I remember being late once, for an appointment. I woke all the kids from their afternoon naps to get out of the house on time, and shooed Brie into the bathroom while I attended to her younger sister and brother. Moments later I called out to ask if she was ready.

“Not yet, Mommy. I think my pee pee’s still asleep!” was her sweet response.

She was an easygoing child through elementary and middle school. Excellent student, great friends, and involved in both swimming and soccer. 

In Grade 10 it all changed. 

My previously sweet girl became a sullen, moody, and rebellious she-wolf. New party friends replaced old friends, and skipping school became her new sport. Her grades plummeted. 

I fought to hang on as she drifted further and further away. Finally I had to admit that the lure of this new party crowd was beyond my control, and I had to get her away from their influence. 

The hardest thing I’ve ever done as a mother was pack her up and send her off to her father and step-mother on the coast. She didn’t talk to me for six months. I never stopped calling though - she was not going to shake me loose. 

She quickly adjusted to her new surroundings, and went on to graduate top of her class. 

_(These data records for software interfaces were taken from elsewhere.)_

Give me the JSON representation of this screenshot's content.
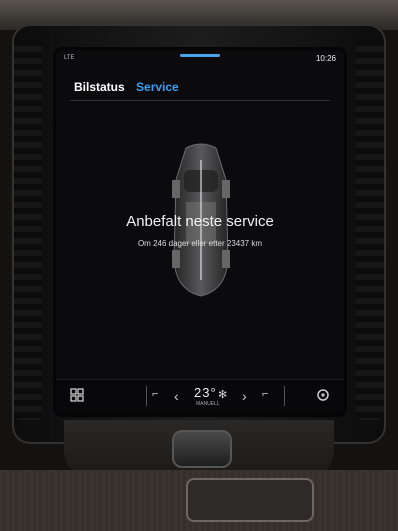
{
  "statusbar": {
    "left": "LTE",
    "right": "10:26"
  },
  "tabs": [
    {
      "label": "Bilstatus"
    },
    {
      "label": "Service"
    }
  ],
  "service": {
    "title": "Anbefalt neste service",
    "subtitle": "Om 246 dager eller etter 23437 km"
  },
  "bottombar": {
    "temperature": "23°",
    "mode": "MANUELL"
  },
  "icons": {
    "grid": "grid-icon",
    "seat_left": "seat-heat-icon",
    "arrow_left": "chevron-left-icon",
    "fan": "fan-icon",
    "arrow_right": "chevron-right-icon",
    "seat_right": "seat-icon",
    "settings": "fan-settings-icon"
  },
  "colors": {
    "accent": "#3a9ff0",
    "screen_bg": "#0b0b0d"
  }
}
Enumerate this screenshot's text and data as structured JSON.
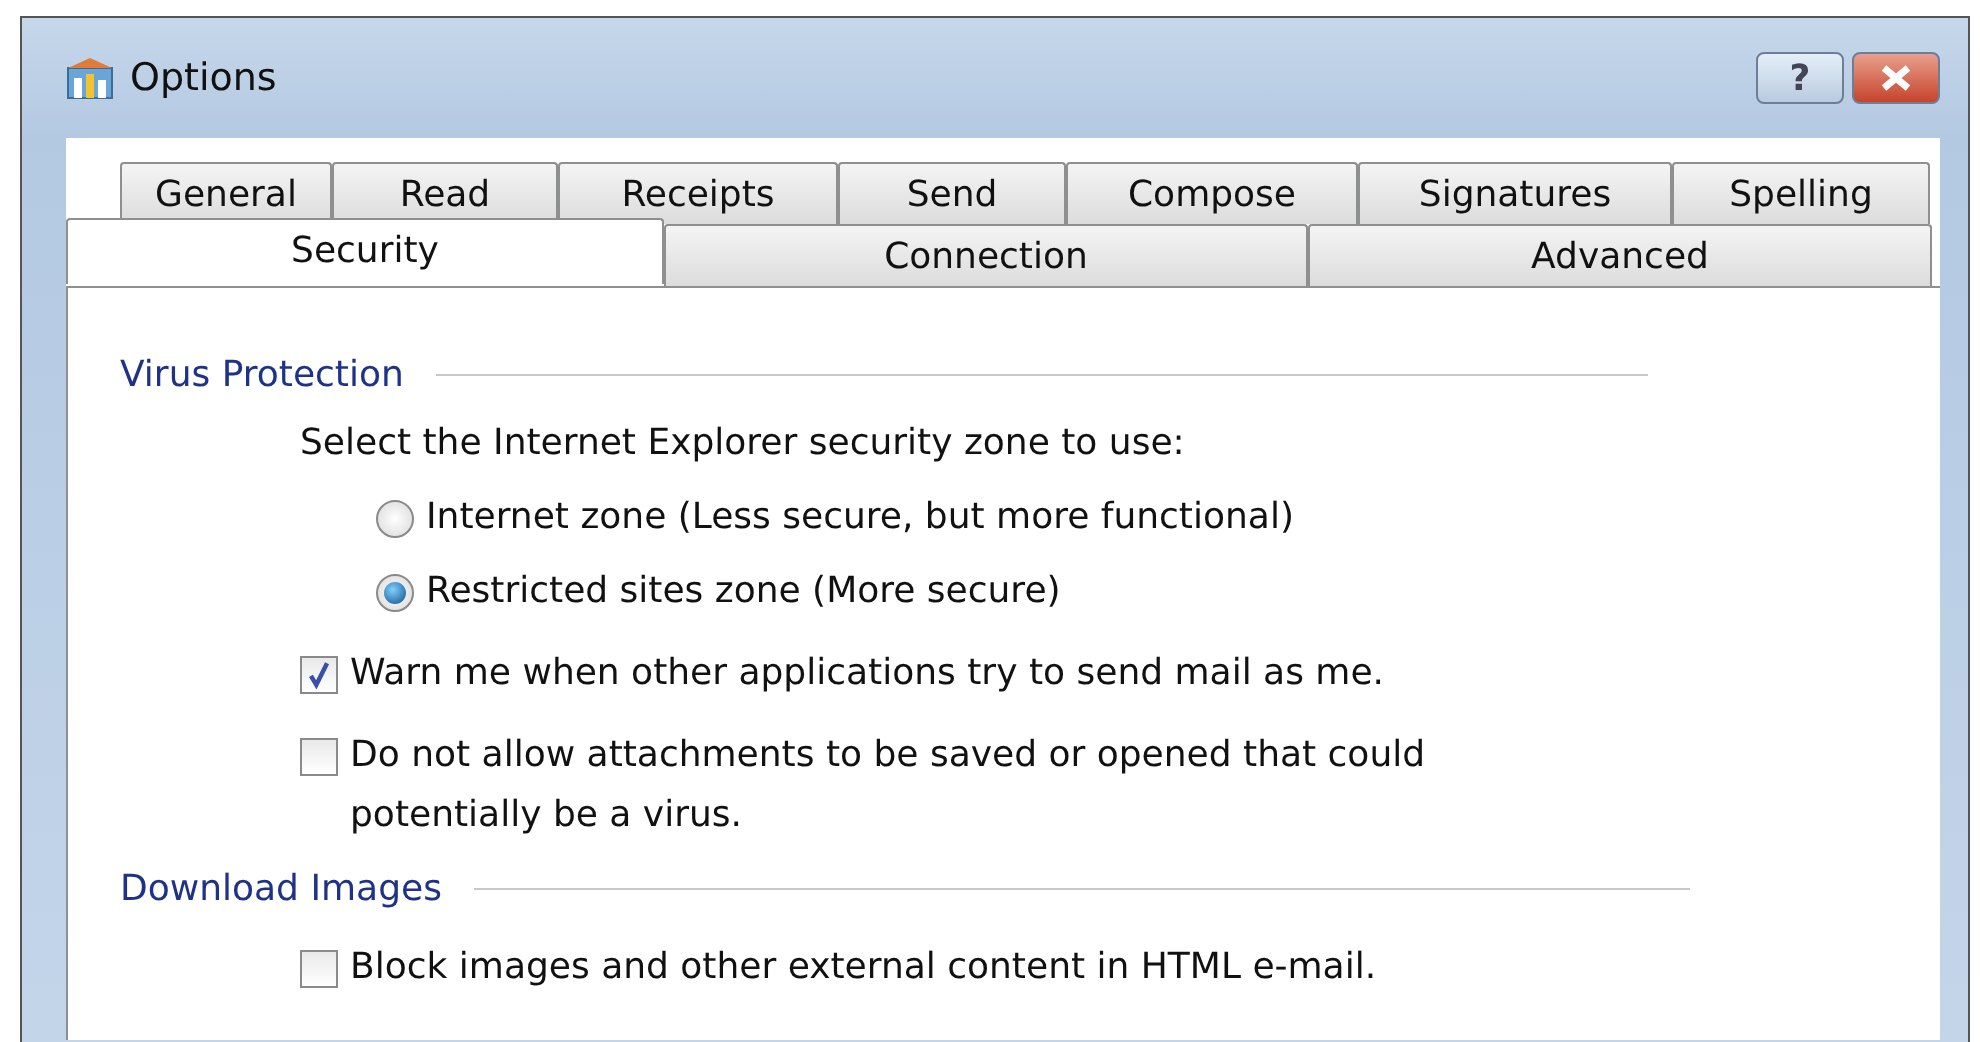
{
  "window": {
    "title": "Options",
    "help_button": "?"
  },
  "tab_rows": [
    [
      {
        "label": "General",
        "selected": false
      },
      {
        "label": "Read",
        "selected": false
      },
      {
        "label": "Receipts",
        "selected": false
      },
      {
        "label": "Send",
        "selected": false
      },
      {
        "label": "Compose",
        "selected": false
      },
      {
        "label": "Signatures",
        "selected": false
      },
      {
        "label": "Spelling",
        "selected": false
      }
    ],
    [
      {
        "label": "Security",
        "selected": true
      },
      {
        "label": "Connection",
        "selected": false
      },
      {
        "label": "Advanced",
        "selected": false
      }
    ]
  ],
  "sections": [
    {
      "title": "Virus Protection",
      "items": [
        {
          "kind": "text",
          "text": "Select the Internet Explorer security zone to use:"
        },
        {
          "kind": "radio",
          "label": "Internet zone (Less secure, but more functional)",
          "selected": false
        },
        {
          "kind": "radio",
          "label": "Restricted sites zone (More secure)",
          "selected": true
        },
        {
          "kind": "checkbox",
          "label": "Warn me when other applications try to send mail as me.",
          "checked": true
        },
        {
          "kind": "checkbox",
          "label": "Do not allow attachments to be saved or opened that could potentially be a virus.",
          "checked": false
        }
      ]
    },
    {
      "title": "Download Images",
      "items": [
        {
          "kind": "checkbox",
          "label": "Block images and other external content in HTML e-mail.",
          "checked": false
        }
      ]
    }
  ]
}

We’ve since spoken about this history. You can’t use hindsight as an argument when discussing parenting, and whereas I agreed that I could have handled some things differently, she needed to understand that I was dealing with the information I had at hand with the experience and knowledge I had at that time. My reactions were always based in love and concern for her welfare. Oh hindsight. If only we could bottle it!

During her twenties, we navigated that tricky transformation from ‘mother’ to ‘friend with strong opinions’. I tend to have a very voracious Mama Bear protective streak as well. I was there with a shoulder to cry on during heartbreak, stood back anxiously but allowed her to handle her problems and obstacles her way, and supported her post-secondary education. 

I am her biggest fan.

It was a sometimes rocky and thankless road, but I wouldn’t trade motherhood for anything.  I’m happy with the knowledge that I truly like and admire the adults my children have become. 

My role as a mother is continually changing to suit their needs, and the reward for this? 

My daughter thinks I'm cool enough to travel with.




How does this story make you feel? (21 total votes)
Castanet MoodMeter


Comments are pre-moderated to ensure they meet our guidelines. Approval times will vary. Keep it civil, and stay on topic. If you see an inappropriate comment, please use the ‘flag’ feature. Comments are the opinions of the comment writer, not of Castanet. Comments remain open for one day after a story is published and are closed on weekends. Visit Castanet’s Forums to start or join a discussion about this story.

More The Joy of Travel articles

About the Author

Joy has long been a believer in the art of travel: the belief that a vacation is something to be anticipated savored and then long remembered as one of life’s great adventures. 
Website: thejoyoftravel.ca

You can contact Joy at [email protected]

The views expressed are strictly those of the author and not necessarily those of Castanet. Castanet does not warrant the contents.

Previous Stories